> **TASK GOAL**
Each entry below should be output exactly, apart from its images.

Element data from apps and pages

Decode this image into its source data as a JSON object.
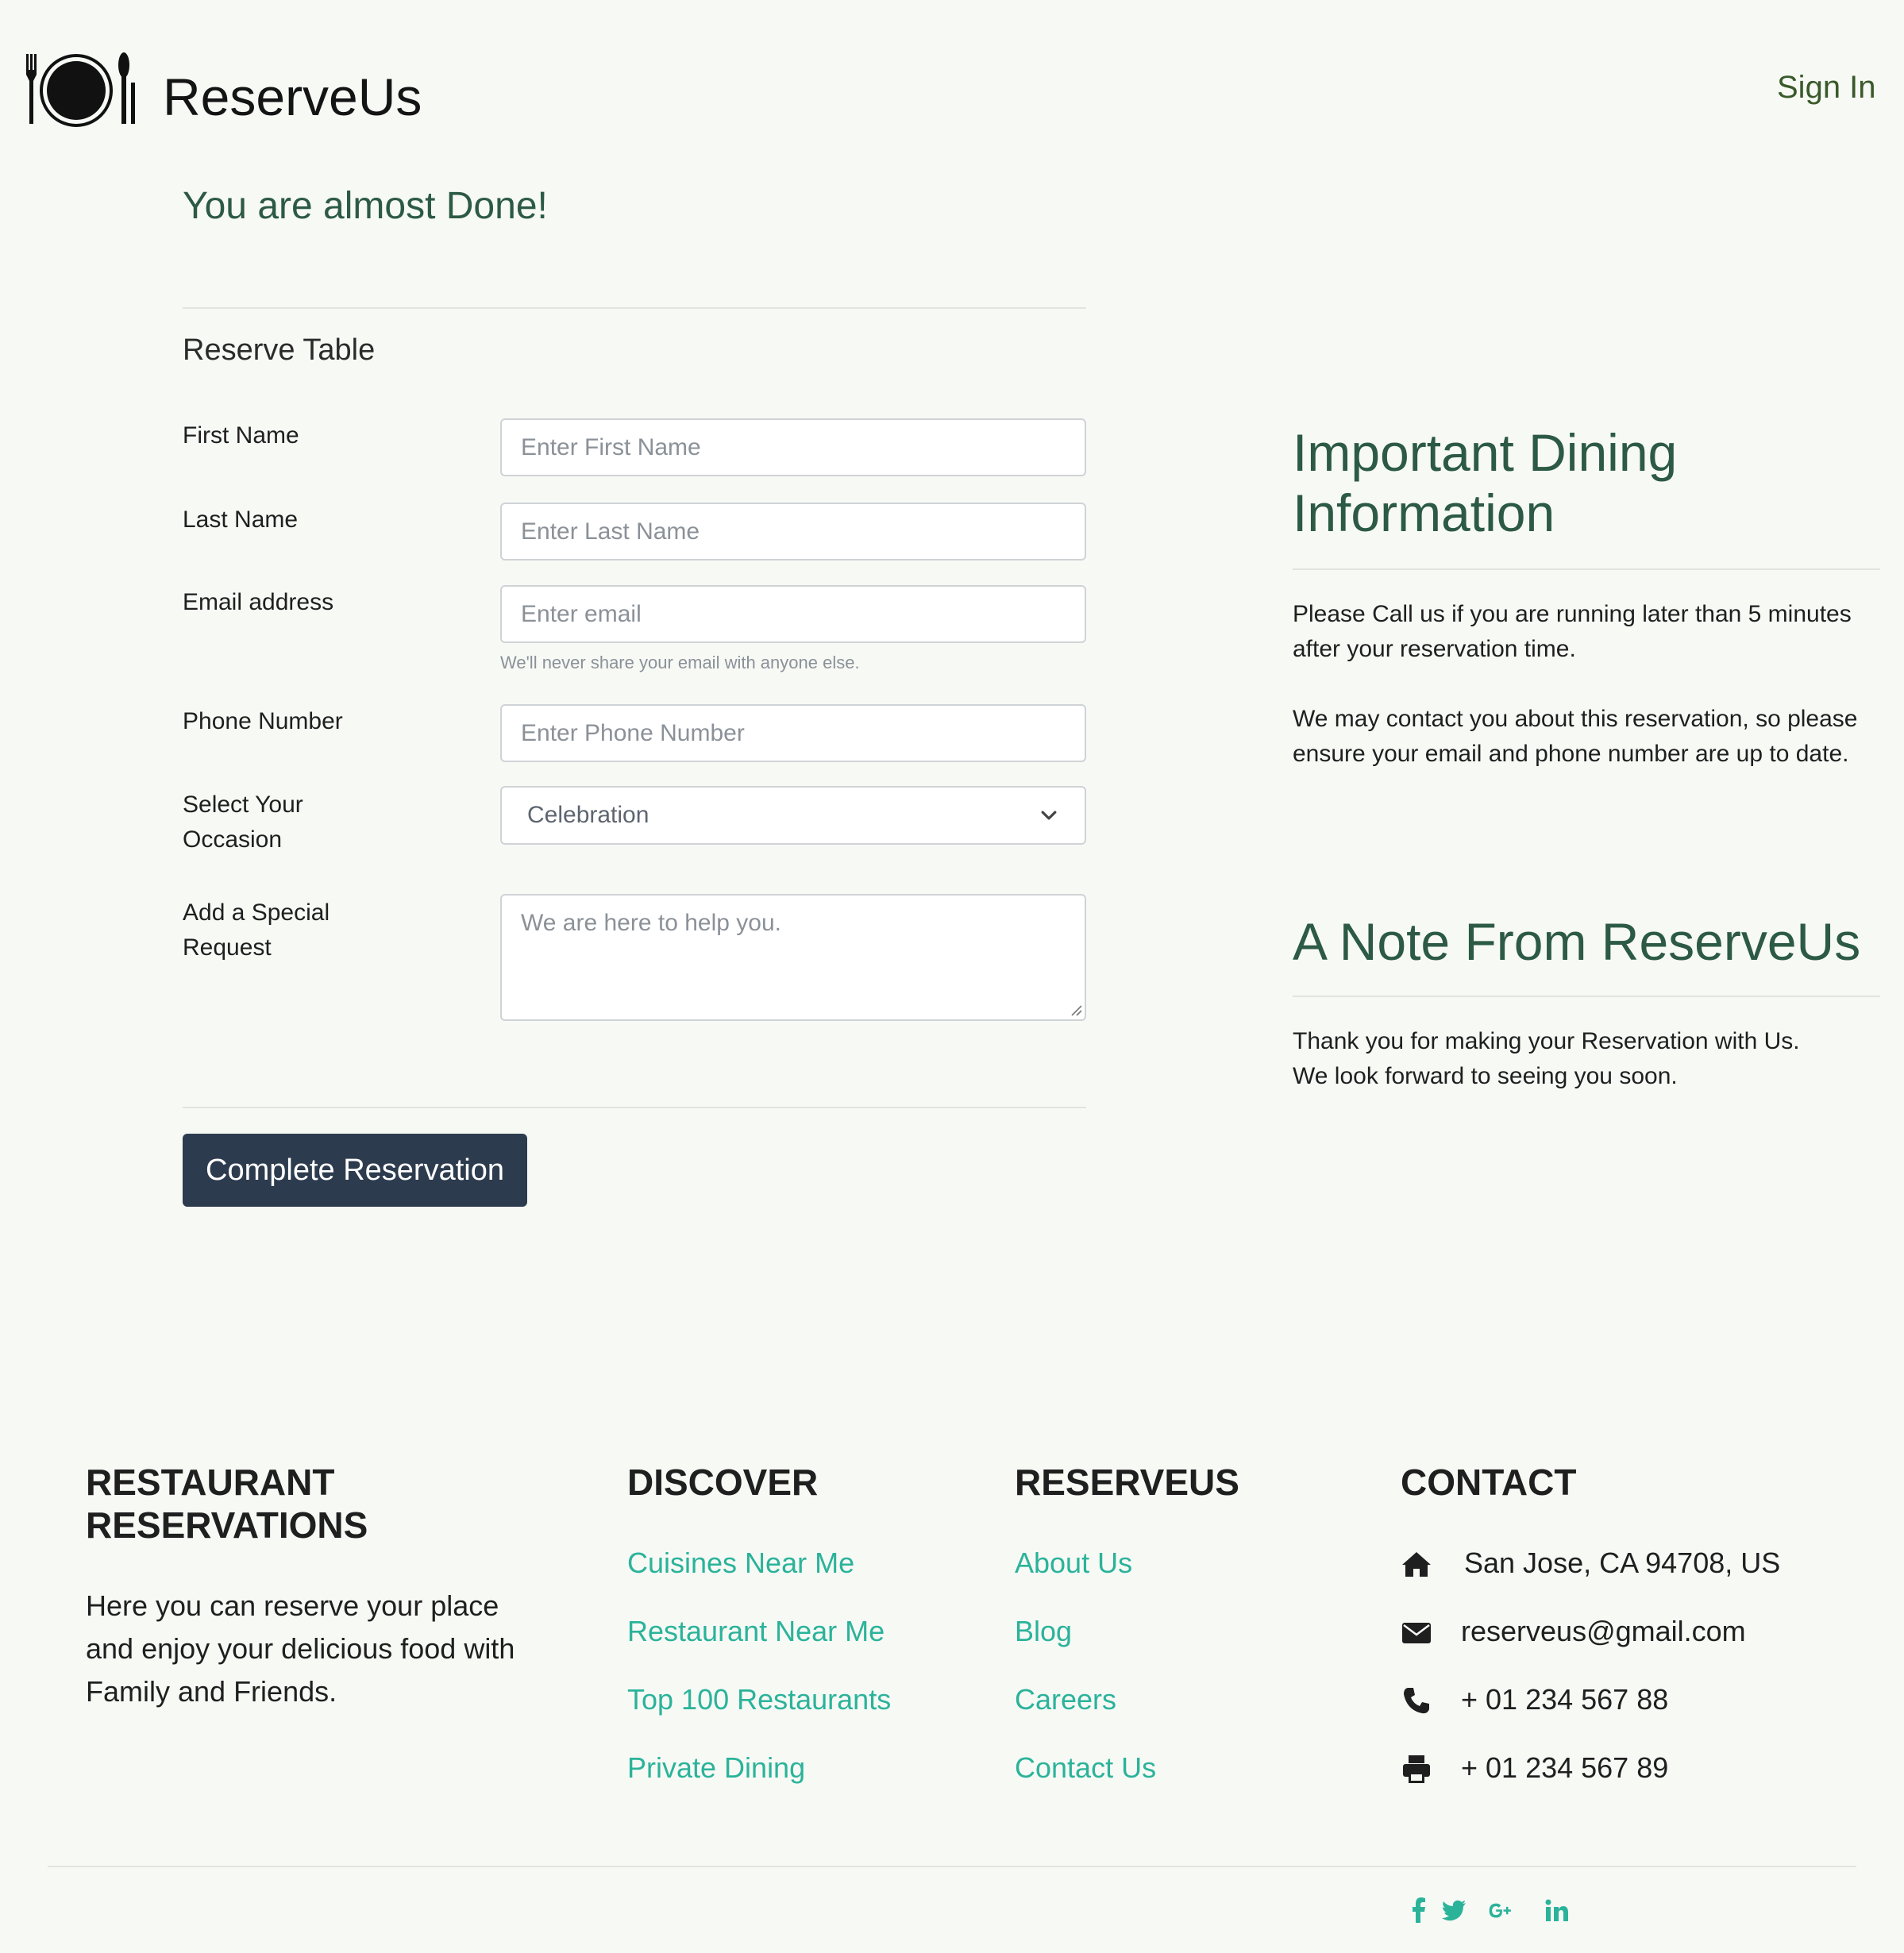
{
  "header": {
    "brand": "ReserveUs",
    "sign_in": "Sign In"
  },
  "form": {
    "heading": "You are almost Done!",
    "section_title": "Reserve Table",
    "first_name": {
      "label": "First Name",
      "placeholder": "Enter First Name",
      "value": ""
    },
    "last_name": {
      "label": "Last Name",
      "placeholder": "Enter Last Name",
      "value": ""
    },
    "email": {
      "label": "Email address",
      "placeholder": "Enter email",
      "value": "",
      "help": "We'll never share your email with anyone else."
    },
    "phone": {
      "label": "Phone Number",
      "placeholder": "Enter Phone Number",
      "value": ""
    },
    "occasion": {
      "label_line1": "Select Your",
      "label_line2": "Occasion",
      "selected": "Celebration"
    },
    "special_request": {
      "label_line1": "Add a Special",
      "label_line2": "Request",
      "placeholder": "We are here to help you."
    },
    "submit": "Complete Reservation"
  },
  "info": {
    "important_heading_line1": "Important Dining",
    "important_heading_line2": "Information",
    "important_p1": "Please Call us if you are running later than 5 minutes after your reservation time.",
    "important_p2": "We may contact you about this reservation, so please ensure your email and phone number are up to date.",
    "note_heading": "A Note From ReserveUs",
    "note_line1": "Thank you for making your Reservation with Us.",
    "note_line2": "We look forward to seeing you soon."
  },
  "footer": {
    "col1": {
      "heading_line1": "RESTAURANT",
      "heading_line2": "RESERVATIONS",
      "text": "Here you can reserve your place and enjoy your delicious food with Family and Friends."
    },
    "discover": {
      "heading": "DISCOVER",
      "links": [
        "Cuisines Near Me",
        "Restaurant Near Me",
        "Top 100 Restaurants",
        "Private Dining"
      ]
    },
    "reserveus": {
      "heading": "RESERVEUS",
      "links": [
        "About Us",
        "Blog",
        "Careers",
        "Contact Us"
      ]
    },
    "contact": {
      "heading": "CONTACT",
      "address": "San Jose, CA 94708, US",
      "email": "reserveus@gmail.com",
      "phone": "+ 01 234 567 88",
      "fax": "+ 01 234 567 89",
      "icons": [
        "home-icon",
        "envelope-icon",
        "phone-icon",
        "print-icon"
      ]
    },
    "social_icons": [
      "facebook-icon",
      "twitter-icon",
      "google-plus-icon",
      "linkedin-icon"
    ]
  },
  "colors": {
    "background": "#f7f9f5",
    "heading_green": "#2c5a44",
    "link_teal": "#2bb39a",
    "button": "#2d3b4e"
  }
}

> **EXERCISE SOLUTION**
Decode this image into its source data as a JSON object.
{
  "header": {
    "brand": "ReserveUs",
    "sign_in": "Sign In"
  },
  "form": {
    "heading": "You are almost Done!",
    "section_title": "Reserve Table",
    "first_name": {
      "label": "First Name",
      "placeholder": "Enter First Name",
      "value": ""
    },
    "last_name": {
      "label": "Last Name",
      "placeholder": "Enter Last Name",
      "value": ""
    },
    "email": {
      "label": "Email address",
      "placeholder": "Enter email",
      "value": "",
      "help": "We'll never share your email with anyone else."
    },
    "phone": {
      "label": "Phone Number",
      "placeholder": "Enter Phone Number",
      "value": ""
    },
    "occasion": {
      "label_line1": "Select Your",
      "label_line2": "Occasion",
      "selected": "Celebration"
    },
    "special_request": {
      "label_line1": "Add a Special",
      "label_line2": "Request",
      "placeholder": "We are here to help you."
    },
    "submit": "Complete Reservation"
  },
  "info": {
    "important_heading_line1": "Important Dining",
    "important_heading_line2": "Information",
    "important_p1": "Please Call us if you are running later than 5 minutes after your reservation time.",
    "important_p2": "We may contact you about this reservation, so please ensure your email and phone number are up to date.",
    "note_heading": "A Note From ReserveUs",
    "note_line1": "Thank you for making your Reservation with Us.",
    "note_line2": "We look forward to seeing you soon."
  },
  "footer": {
    "col1": {
      "heading_line1": "RESTAURANT",
      "heading_line2": "RESERVATIONS",
      "text": "Here you can reserve your place and enjoy your delicious food with Family and Friends."
    },
    "discover": {
      "heading": "DISCOVER",
      "links": [
        "Cuisines Near Me",
        "Restaurant Near Me",
        "Top 100 Restaurants",
        "Private Dining"
      ]
    },
    "reserveus": {
      "heading": "RESERVEUS",
      "links": [
        "About Us",
        "Blog",
        "Careers",
        "Contact Us"
      ]
    },
    "contact": {
      "heading": "CONTACT",
      "address": "San Jose, CA 94708, US",
      "email": "reserveus@gmail.com",
      "phone": "+ 01 234 567 88",
      "fax": "+ 01 234 567 89",
      "icons": [
        "home-icon",
        "envelope-icon",
        "phone-icon",
        "print-icon"
      ]
    },
    "social_icons": [
      "facebook-icon",
      "twitter-icon",
      "google-plus-icon",
      "linkedin-icon"
    ]
  },
  "colors": {
    "background": "#f7f9f5",
    "heading_green": "#2c5a44",
    "link_teal": "#2bb39a",
    "button": "#2d3b4e"
  }
}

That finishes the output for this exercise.